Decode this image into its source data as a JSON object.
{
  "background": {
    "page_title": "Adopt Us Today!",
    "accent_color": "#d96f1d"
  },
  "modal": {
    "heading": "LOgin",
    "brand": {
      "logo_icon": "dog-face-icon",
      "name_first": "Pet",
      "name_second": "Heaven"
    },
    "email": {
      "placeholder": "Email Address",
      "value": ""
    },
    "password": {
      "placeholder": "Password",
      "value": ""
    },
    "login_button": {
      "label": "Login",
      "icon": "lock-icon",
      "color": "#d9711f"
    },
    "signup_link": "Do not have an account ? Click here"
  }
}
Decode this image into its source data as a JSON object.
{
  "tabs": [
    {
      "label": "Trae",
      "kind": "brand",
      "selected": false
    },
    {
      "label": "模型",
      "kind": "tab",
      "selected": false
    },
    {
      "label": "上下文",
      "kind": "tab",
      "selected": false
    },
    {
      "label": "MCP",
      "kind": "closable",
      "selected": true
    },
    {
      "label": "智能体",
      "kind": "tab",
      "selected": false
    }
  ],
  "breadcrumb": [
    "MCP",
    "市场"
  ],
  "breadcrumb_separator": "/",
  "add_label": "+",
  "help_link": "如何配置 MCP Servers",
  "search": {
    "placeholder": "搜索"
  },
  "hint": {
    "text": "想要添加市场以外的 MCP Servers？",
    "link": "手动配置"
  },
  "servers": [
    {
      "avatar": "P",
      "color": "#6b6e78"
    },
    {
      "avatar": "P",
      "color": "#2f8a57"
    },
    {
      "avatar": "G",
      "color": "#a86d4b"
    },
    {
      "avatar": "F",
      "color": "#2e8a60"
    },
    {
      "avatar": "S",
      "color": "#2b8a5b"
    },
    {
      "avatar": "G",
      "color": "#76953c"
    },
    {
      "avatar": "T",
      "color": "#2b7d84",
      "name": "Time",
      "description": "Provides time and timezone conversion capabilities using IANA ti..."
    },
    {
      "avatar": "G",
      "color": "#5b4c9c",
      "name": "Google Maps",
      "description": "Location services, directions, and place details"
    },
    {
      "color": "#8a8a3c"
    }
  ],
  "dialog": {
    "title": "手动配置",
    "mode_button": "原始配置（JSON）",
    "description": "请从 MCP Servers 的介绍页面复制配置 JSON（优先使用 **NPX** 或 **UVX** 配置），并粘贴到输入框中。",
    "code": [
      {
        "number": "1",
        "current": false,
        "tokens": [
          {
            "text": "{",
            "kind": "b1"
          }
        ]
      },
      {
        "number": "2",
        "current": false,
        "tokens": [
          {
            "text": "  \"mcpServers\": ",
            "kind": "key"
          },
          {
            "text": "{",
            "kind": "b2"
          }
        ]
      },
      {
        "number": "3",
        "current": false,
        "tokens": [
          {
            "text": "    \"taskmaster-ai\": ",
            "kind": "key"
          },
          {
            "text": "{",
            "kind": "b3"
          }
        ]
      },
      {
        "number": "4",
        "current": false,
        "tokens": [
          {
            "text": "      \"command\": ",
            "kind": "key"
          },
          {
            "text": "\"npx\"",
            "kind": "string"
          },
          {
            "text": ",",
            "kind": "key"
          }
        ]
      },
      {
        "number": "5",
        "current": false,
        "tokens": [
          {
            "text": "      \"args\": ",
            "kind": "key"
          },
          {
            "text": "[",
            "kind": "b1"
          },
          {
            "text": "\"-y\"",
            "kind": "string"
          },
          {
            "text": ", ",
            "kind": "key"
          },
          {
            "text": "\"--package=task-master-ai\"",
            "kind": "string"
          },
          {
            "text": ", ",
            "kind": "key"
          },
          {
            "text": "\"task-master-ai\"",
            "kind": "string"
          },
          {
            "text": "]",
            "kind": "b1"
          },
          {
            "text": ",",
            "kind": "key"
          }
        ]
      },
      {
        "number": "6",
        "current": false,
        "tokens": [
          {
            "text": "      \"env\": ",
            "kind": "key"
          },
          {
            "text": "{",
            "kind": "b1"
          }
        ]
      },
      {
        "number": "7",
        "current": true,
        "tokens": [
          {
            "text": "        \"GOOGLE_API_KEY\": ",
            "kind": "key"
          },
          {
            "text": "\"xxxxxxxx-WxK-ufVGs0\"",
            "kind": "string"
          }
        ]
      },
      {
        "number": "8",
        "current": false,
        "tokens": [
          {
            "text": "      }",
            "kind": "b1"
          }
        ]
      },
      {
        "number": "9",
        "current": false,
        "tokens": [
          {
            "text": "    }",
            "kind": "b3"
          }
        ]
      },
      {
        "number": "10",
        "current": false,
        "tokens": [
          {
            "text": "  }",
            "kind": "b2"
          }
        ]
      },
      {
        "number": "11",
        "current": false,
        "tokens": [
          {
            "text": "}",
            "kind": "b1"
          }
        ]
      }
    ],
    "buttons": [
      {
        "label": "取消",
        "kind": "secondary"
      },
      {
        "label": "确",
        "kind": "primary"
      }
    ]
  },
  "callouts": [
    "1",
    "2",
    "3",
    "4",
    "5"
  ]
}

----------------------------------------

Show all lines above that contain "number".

        "number": "1",
        "number": "2",
        "number": "3",
        "number": "4",
        "number": "5",
        "number": "6",
        "number": "7",
        "number": "8",
        "number": "9",
        "number": "10",
        "number": "11",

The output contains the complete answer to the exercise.